The diverse terrain of India allows its tourism to be diverse. One very distinct and lucrative form of tourism among these multiple forms of traveling modules is Rural Tourism. Madhura Roy writes in Kurukshetra that, Rural tourism is, “experience oriented, the locations are sparsely populated, it is experience oriented, the locations are sparsely populated, it is pre-dominantly in natural environment, it meshes with and local events and is based on preservation of culture, heritage and tradition.”
Since 1991, the idea of Rural Tourism has steadily made its way in India– starting from West Sikkim in the form of a demo project by Help Tourism. Initially, a system was developed out of the resident families of the village whereby they catered to the lodging and food requirement of the tourists. Over the years the system has been replicated in several other areas of North-East. Farther places like Chettinad of Tamil Nadu and a number of zones in Rajasthan have also developed several systems in this direction, especially from the private sector.
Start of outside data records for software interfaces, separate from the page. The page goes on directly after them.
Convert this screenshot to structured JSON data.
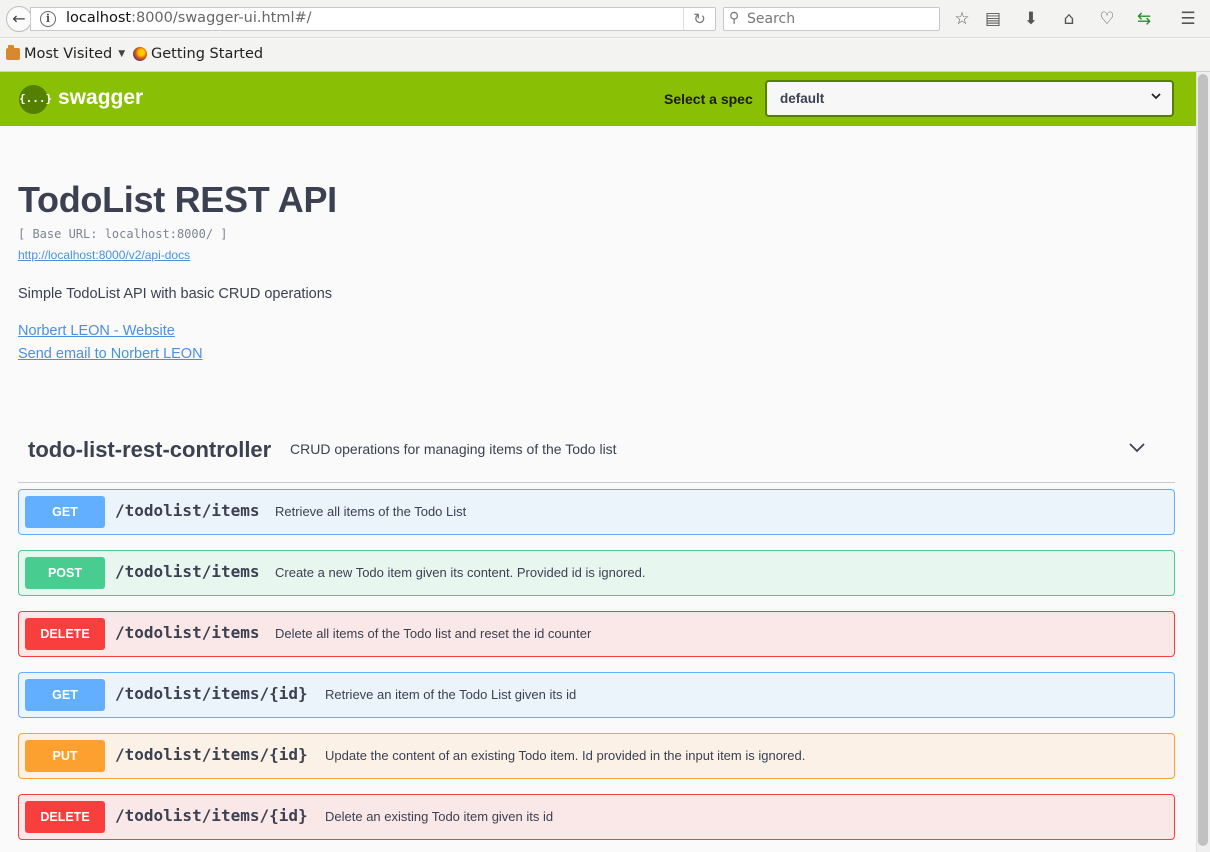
{
  "browser": {
    "url_host": "localhost",
    "url_rest": ":8000/swagger-ui.html#/",
    "search_placeholder": "Search",
    "bookmarks": [
      {
        "label": "Most Visited"
      },
      {
        "label": "Getting Started"
      }
    ]
  },
  "swagger": {
    "logo_text": "swagger",
    "logo_glyph": "{...}",
    "spec_label": "Select a spec",
    "spec_value": "default"
  },
  "info": {
    "title": "TodoList REST API",
    "base_url": "[ Base URL: localhost:8000/ ]",
    "api_docs_link": "http://localhost:8000/v2/api-docs",
    "description": "Simple TodoList API with basic CRUD operations",
    "contact_website": "Norbert LEON - Website",
    "contact_email": "Send email to Norbert LEON"
  },
  "tag": {
    "name": "todo-list-rest-controller",
    "description": "CRUD operations for managing items of the Todo list"
  },
  "operations": [
    {
      "method": "GET",
      "path": "/todolist/items",
      "summary": "Retrieve all items of the Todo List"
    },
    {
      "method": "POST",
      "path": "/todolist/items",
      "summary": "Create a new Todo item given its content. Provided id is ignored."
    },
    {
      "method": "DELETE",
      "path": "/todolist/items",
      "summary": "Delete all items of the Todo list and reset the id counter"
    },
    {
      "method": "GET",
      "path": "/todolist/items/{id}",
      "summary": "Retrieve an item of the Todo List given its id"
    },
    {
      "method": "PUT",
      "path": "/todolist/items/{id}",
      "summary": "Update the content of an existing Todo item. Id provided in the input item is ignored."
    },
    {
      "method": "DELETE",
      "path": "/todolist/items/{id}",
      "summary": "Delete an existing Todo item given its id"
    }
  ],
  "colors": {
    "topbar": "#89bf04",
    "get": "#61affe",
    "post": "#49cc90",
    "delete": "#f93e3e",
    "put": "#fca130",
    "link": "#4990e2"
  }
}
Rural tourism has developed its various wings – Agricultural Tourism, Cultural Tourism, Nature Tourism, Adventure Tourism, Food Routes, Community Tourism and Ethno-Tourism. Most of these manifestations of Rural Tourism have already been explored or rather harnessed pretty well in India, but largely in an urban context or in the context of the usage of external agents. What is interesting is the wing of Agricultural Tourism.
Agricultural Tourism is a way of getting in direct touch with the processes involved in agricultural industry. If we look at this logically, then this kind of a sector has a lot of scope in India, since India is primarily an agricultural country. The variable topography of the country allows the usage of a variety of farming methods and that is precisely what acts in favor of the expansion of this kind of an industry. These places of tourism not only allow an insight into farming activities but also into bird watching, local walks, fishing, hiking, boating, folk shows, educational activities, camping, excursion and so on.
Due to the culmination of these two sectors, i.e. tourism and agriculture a new lucrative field has come up out of the existing resources, at minimal investment, thereby diversifying the areas of sources of income for the rural population. As we speak of the usage of existing resources, it is important to refer to the features of rural areas which can be treated as resources in this project of Rural Tourism in India. Dr Arvind Kumar Dubey of Indira Gandhi National Institute of Open Learning has highlighted these places in Kurukshetra.
According to him, natural reserves, Prehistoric Sites, Palaces, Wood Carvers, Mass Production Goods, Transport attractions, Theatre and street plays, Historical Fairs, Processions are some of the features which act as the resources out of which the whole plot of Rural Tourism as an industry comes together. From the economic point of view, the rise of Rural Tourism adds to the benefit of the rural areas. As the tourism sector will expand in the rural areas it will demand more labor and provide for more employment opportunities.
At the same a lot of exposure is brought to the local handicrafts industry. This potential of the Rural Tourism has been very well recognized by the government. The Government of India has proposed a number of schemes for the development and growth of Rural Tourism. Swadesh Darshan- Scheme Guidelines for Integrated Development of Theme Based Circuits, PRASAD (Pilgrimage Rejuvenation for Spiritual Augmentation Drive), Special Tourism Zones and e-Tourist Visa Facility being some of them [Kurukshetra].
Despite such efforts and possibilities, there are numerous impediments with which Rural Tourism is infested. The first is the lack of infrastructural facilities and financial support. Another issue is that of education and skill associated with the management of tourism and hospitality in a streamlined business format in certain rural areas. Since the potential of the ample amount of resources in such areas has already been recognized, hence the areas we need to focus upon might primarily include more effort in the direction of providing for more skill by means of training programmes and workshops. Moreover, a lot of focus is to be laid upon improving the infrastructural facilities and investment both from public and private sector.
-Contributed by Richa Bhatt
Picture Credits: holidify.com